In his Independence Day address on Monday, Indian prime minister Narendra Modi went on the offensive vis-à-vis neighboring Pakistan, suggesting that India could overtly support separatist groups in the Pakistani province of Balochistan and cause trouble in the regions of Azad Jammu and Kashmir and Gilgit-Baltistan, claimed by India.
Modi’s salvo at Pakistan was driven by two main motivations: one, to deflect pressure on his government for the ongoing crisis in Indian-controlled Kashmir; and two, to project India as a regional hegemon capable of denying China access to economic trade routes through Pakistan into the Indian Ocean region. On both efforts, despite Modi’s braggadocio, India is likely to fail.
Kashmir in Crisis
On July 8, 2016, Indian security forces killed Burhan Wani, a young Kashmiri who joined the militant group Hizbul Mujahideen after witnessing Indian security forces harass his brother and beat him unconscious.
An estimated fifty thousand people attended Wani’s funeral in the Muslim-majority Kashmir Valley controlled by India—a testament to the popularity of the young man and local disdain for Indian security forces.
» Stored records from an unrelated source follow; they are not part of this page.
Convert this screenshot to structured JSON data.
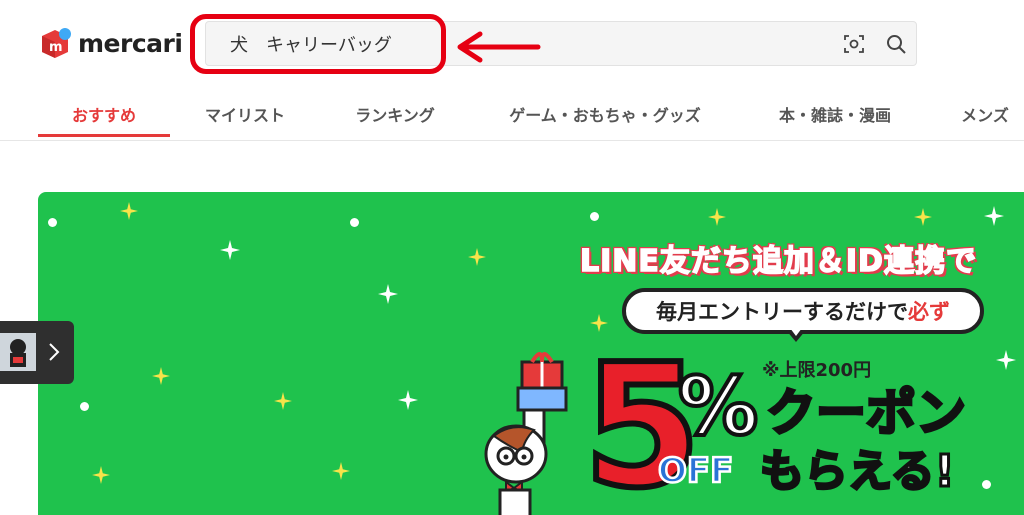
{
  "header": {
    "logo_text": "mercari",
    "search": {
      "value": "犬　キャリーバッグ",
      "placeholder": ""
    },
    "icons": [
      "camera-scan-icon",
      "search-icon"
    ]
  },
  "tabs": [
    {
      "label": "おすすめ",
      "active": true
    },
    {
      "label": "マイリスト",
      "active": false
    },
    {
      "label": "ランキング",
      "active": false
    },
    {
      "label": "ゲーム・おもちゃ・グッズ",
      "active": false
    },
    {
      "label": "本・雑誌・漫画",
      "active": false
    },
    {
      "label": "メンズ",
      "active": false
    }
  ],
  "banner": {
    "headline": "LINE友だち追加＆ID連携で",
    "bubble_pre": "毎月エントリーするだけで",
    "bubble_accent": "必ず",
    "limit_note": "※上限200円",
    "big_number": "5",
    "percent_sign": "%",
    "off_text": "OFF",
    "coupon_text": "クーポン",
    "moraeru_text": "もらえる!"
  },
  "colors": {
    "accent_red": "#e53a3a",
    "banner_green": "#1fc24d",
    "annotation_red": "#e60012"
  }
}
The funeral was followed by protests, which included rock pelting. But the response by Indian security forces has been heavy-handed. Over fifty civilians have been killed, and many more have been maimed, blinded or covered with pockmarks by indiscriminate pellet-gun fire . For over forty days, Indian-controlled Kashmir has been under curfew, which began with the shutdown of local newspapers and internet access. They have since resumed, but phone and internet access continue to face restrictions. And though the region’s Chief Minister Mehbooba Mufti ordered the restoration of internet services, the police refused to implement her command, indicating that New Delhi is calling the shots.
Pakistan has offered strong diplomatic support to the Kashmiri protesters. The Indian prime minister has perhaps wagered that Pakistan can be dissuaded from its diplomatic offensive by more public pronouncements about Pakistan’s internal challenges. And he likely sees value in portraying the unrest as made not by his own hands, but by those of his neighbor and rival.
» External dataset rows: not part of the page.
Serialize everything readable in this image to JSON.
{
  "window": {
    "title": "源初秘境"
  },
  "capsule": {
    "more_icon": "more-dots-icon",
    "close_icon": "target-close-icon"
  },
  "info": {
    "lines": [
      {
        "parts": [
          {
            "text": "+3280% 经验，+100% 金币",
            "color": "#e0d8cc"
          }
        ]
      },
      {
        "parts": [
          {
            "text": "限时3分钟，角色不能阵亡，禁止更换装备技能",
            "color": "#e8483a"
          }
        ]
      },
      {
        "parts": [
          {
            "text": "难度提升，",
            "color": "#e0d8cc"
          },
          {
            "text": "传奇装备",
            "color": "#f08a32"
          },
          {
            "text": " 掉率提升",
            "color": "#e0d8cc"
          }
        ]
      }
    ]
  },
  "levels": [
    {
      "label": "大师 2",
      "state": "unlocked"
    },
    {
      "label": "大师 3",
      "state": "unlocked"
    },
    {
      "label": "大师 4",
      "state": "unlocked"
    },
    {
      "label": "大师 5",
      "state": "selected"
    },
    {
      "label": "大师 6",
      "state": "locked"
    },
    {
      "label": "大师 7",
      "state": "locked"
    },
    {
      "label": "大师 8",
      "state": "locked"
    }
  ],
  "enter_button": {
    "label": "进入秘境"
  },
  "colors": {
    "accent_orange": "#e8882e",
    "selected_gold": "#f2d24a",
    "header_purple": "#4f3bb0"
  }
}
India has largely neutralized the Kashmiri insurgency. But rather than politically engaging popular separatist leaders, Modi prefers to arrest them—including eighty-six-year-old Syed Ali Geelani . And rather than engaging Pakistan on the issue of Kashmir, Modi has opted for a “defensive offensive” approach by vocalizing India’s support for separatist groups in Pakistan. But Pakistan has no hand in the Kashmir protests. They are an organic response to the abuse and injury of the local population by Indian security forces and New Delhi’s persistent attempts to whip them into submission. The Indian prime minister’s attempts to externalize the blame for the Kashmir crisis confirms to Kashmiri Muslims that Modi and his country’s hypernationalist commentariat covet their land, but not their hearts.
There is also a broader aim behind Modi’s Independence Day threat to Pakistan—and it has very much to do with India’s rivalry with China. Balochistan and Gilgit-Baltistan, two of the three regions in Pakistan mentioned by Modi in his address, are critical nodes along the China-Pakistan Economic Corridor (CPEC), a series of energy and infrastructure projects anchored by a road network that will connect China’s western Xinjiang region to the Arabian Sea port of Gwadar, located in Pakistani Balochistan along Persian Gulf shipping lanes and in the Indian Ocean region.
India has responded harshly since the formal launch of CPEC last spring. On the record, both Prime Minister Modi and External Affairs Minister Sushma Swaraj have expressed to Chinese counterparts their opposition to CPEC projects, because of projects that run through Gilgit-Baltistan. But, off the record, New Delhi has also indicated that its opposition to CPEC stems from its belief that an economically empowered Pakistan will be more strategically emboldened.
At the same time, private Indian news channels, at the behest of their own government, have been engaging in a crude propaganda campaign against CPEC. Indian media outlets issue false reports of a massive Chinese military presence in Gilgit-Baltistan. They also willfully misrepresent local political rallies as separatist protests. For example, the pro-Modi ANI news service recently used old video footage of an election rally by a Pakistani leftist party in Gilgit-Baltistan and falsely portrayed it as an anti-Pakistan separatist protest. Indian news channels also regularly feature activists and polemicists based in North America who claim to represent Balochistan and Gilgit-Baltistan and seem to spend half of the year in New Delhi and at meetings in Geneva.
Pakistan has also claimed that India offers covert support for militants in Balochistan. In the weeks after CPEC was formally launched, parts of Balochistan and Sindh province were the targets of small IED blasts claimed by militant groups possibly supported by India. More recently, a May 2016 attack on Chinese workers in Karachi was claimed by the Sindhudesh Liberation Army, which is allegedly supported by Indian intelligence.